The regulations come in response to complaints that some Ocean Drive restaurants trick customers into ordering expensive food and drinks at outdoor tables or fail to include prices on menus, hitting unsuspecting tourists with hefty bills. At a few restaurants on the popular South Beach street, a single cocktail can cost more than $50 and food specials can stick tourists with checks in the hundreds of dollars, the Miami Herald has found.

The rules aim to “improve the way some bad apples have been treating our customers on Ocean Drive,” said Commissioner Mark Samuelian, who sponsored the amendment. “We’re trying to ensure that the customer has clarity on what they’re going to pay,” he added.

April 11, 2018 | Miami Herald | Misleading specials and $55 cocktails could be a thing of the past on Ocean Drive

Diners felt ripped off and misled. Now this Ocean Drive café is closed until July.

“The few bad apples on Ocean Drive need to clean up their act,” said Commissioner Mark Samuelian, who is sponsoring an ordinance that would give the city more power to crack down on businesses that do not clearly advertise prices at sidewalk cafes. “This ruling shows the consequences will be severe.”

Some Ocean Drive restaurants attract customers to sidewalk cafes using misleading food or drink specials or fail to include prices on menus, the Miami Herald has found. A tourist hoping to take advantage of a 2-for-1 drink special, for example, might unknowingly end up ordering a $55 fishbowl-sized cocktail.

The sidewalk cafe ordinance sponsored by Samuelian, which is up for a final vote at the Miami Beach commission’s April 11 meeting, would enable the city to revoke restaurants’ permits for sidewalk cafe tables if they don’t clearly advertise prices.

The ordinance “will be another step toward improving Ocean Drive for residents and visitors,” Samuelian said in a text message.

April 4, 2018 | Miami Herald | Diners felt ripped off and misled. Now this Ocean Drive café is closed until July.

Are you paying too much for your margarita? Miami Beach wants to put a stop to it.

City Commissioner Mark Samuelian is proposing an ordinance that would empower the city to revoke restaurants’ permits for sidewalk cafe tables if they don’t clearly advertise prices and display the city’s consumer protection laws on tabletop information cards. The city manager could even have the ability to strip away violators’ business licenses.

Miami Beach unveils new agility courses for dogs

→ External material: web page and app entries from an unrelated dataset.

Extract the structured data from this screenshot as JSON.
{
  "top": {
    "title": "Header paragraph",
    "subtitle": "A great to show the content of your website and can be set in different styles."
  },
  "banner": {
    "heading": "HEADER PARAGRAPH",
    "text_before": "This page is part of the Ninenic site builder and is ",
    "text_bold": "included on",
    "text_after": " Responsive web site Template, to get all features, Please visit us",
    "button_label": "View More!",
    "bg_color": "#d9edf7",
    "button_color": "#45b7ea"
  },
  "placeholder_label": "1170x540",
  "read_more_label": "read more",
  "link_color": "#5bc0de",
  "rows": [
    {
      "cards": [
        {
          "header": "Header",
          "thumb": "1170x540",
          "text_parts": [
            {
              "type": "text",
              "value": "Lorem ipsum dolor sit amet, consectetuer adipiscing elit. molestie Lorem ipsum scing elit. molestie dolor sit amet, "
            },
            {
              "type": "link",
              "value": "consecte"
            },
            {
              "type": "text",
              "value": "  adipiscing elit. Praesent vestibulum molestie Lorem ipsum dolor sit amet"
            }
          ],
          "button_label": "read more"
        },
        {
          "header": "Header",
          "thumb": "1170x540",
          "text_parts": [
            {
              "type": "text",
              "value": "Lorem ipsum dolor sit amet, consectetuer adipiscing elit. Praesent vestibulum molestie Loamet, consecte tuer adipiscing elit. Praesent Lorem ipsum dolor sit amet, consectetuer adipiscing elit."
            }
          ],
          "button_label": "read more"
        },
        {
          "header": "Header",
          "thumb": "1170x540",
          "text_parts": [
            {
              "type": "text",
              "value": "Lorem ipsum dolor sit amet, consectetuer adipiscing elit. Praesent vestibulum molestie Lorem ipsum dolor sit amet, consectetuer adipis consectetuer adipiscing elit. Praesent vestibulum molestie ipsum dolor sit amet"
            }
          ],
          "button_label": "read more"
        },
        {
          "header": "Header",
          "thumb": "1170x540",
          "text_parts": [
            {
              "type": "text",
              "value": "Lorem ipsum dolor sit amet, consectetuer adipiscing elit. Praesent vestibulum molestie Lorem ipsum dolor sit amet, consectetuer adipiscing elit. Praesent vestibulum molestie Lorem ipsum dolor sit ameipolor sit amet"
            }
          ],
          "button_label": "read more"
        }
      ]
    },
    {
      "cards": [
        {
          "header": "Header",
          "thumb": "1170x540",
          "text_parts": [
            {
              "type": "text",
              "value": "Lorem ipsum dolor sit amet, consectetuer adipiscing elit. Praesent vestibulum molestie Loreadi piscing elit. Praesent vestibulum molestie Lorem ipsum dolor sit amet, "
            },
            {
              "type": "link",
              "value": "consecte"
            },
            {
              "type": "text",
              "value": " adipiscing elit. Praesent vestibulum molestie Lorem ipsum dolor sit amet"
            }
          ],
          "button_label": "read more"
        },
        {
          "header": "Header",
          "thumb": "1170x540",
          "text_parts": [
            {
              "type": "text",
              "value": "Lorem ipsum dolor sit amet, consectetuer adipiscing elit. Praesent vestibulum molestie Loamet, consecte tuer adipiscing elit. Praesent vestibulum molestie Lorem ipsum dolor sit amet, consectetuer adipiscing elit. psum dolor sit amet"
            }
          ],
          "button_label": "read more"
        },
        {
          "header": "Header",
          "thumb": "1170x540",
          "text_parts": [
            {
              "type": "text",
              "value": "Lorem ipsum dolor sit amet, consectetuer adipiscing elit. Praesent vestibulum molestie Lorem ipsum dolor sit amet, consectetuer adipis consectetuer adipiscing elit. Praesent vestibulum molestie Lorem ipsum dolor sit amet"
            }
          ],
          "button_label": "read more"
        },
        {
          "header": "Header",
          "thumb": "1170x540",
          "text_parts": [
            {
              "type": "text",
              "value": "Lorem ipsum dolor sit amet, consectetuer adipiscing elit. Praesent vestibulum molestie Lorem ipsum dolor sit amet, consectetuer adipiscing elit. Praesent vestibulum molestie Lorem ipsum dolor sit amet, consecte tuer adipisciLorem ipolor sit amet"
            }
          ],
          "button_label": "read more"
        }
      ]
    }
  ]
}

Some residents brought their dogs to the ribbon cutting on Friday morning. Also in attendance were Miami Beach commissioners John Elizabeth Aleman and Mark Samuelian, Doral Vice Mayor Ana Maria Rodriguez and Miami Beach police officers.

December 1, 2017 | Sun Sentinel | Miami Beach unveils new agility courses for dogs